The Swallowed Anchor, which is nautical lingo meaning to retire from a life of sailing* was built around 1912 and has served as a local tourist attraction for years. Tourists still snap photos, even though the house is in rough shape—and what’s left of the art—a stork with a bundle in its bill, a pirate with telescope and a parrot, King Neptune, a ship’s cannon, and a mermaid are rapidly deteriorating.
John Keziere is the guy behind the art. A carpenter, he owned rental property around Victoria, and when his wife died in the 1970s he decided to move into the Head Street house. Keziere, who was as eccentric as his house, used to dress up as a mermaid costume, row out to a rock in the Inner Harbour and wave at competitors in the annual Swiftsure yacht race.
He died in 1999 and the property sold to Westbay Investments. In November 2010, Mark Lindholm, development manager, told me that the plan was to demolish the house, but save the art and incorporate it into a park—part of a commercial and residential development, anchored with a 10-storey building that would replace Keziere’s house.
Normally that would be the end of the old house, but Carole is a heritage junky, and her hope is that artists and other community members will rally around and help with the restoration. She knows exactly what she’s in for—she’s already been through a massive renovation with her own home, the Steamboat Gothic house a few blocks away.

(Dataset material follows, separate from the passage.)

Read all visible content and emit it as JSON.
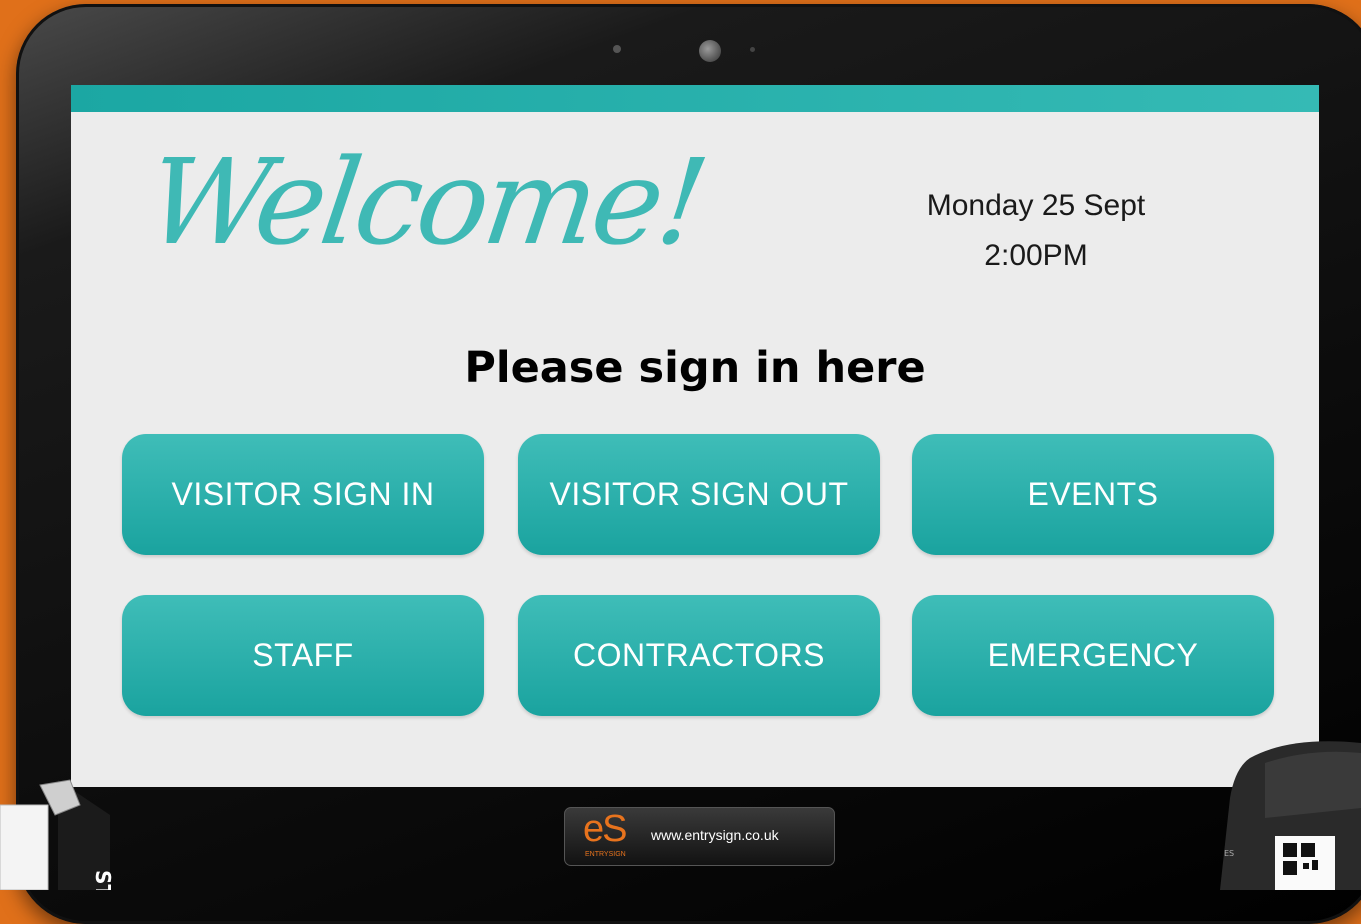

Carole’s house was built by Captain Victor Jacobsen for his wife Minnie in 1893. The house was built from a pattern book, but Jacobsen, who made his money from seal pelts, added his own touches, decorating their home with floral trim, seabirds, anchors and nautical knots and rope work. The house was saved from the bulldozers in the 1960s by Marguerite and Gilbert Laurenson.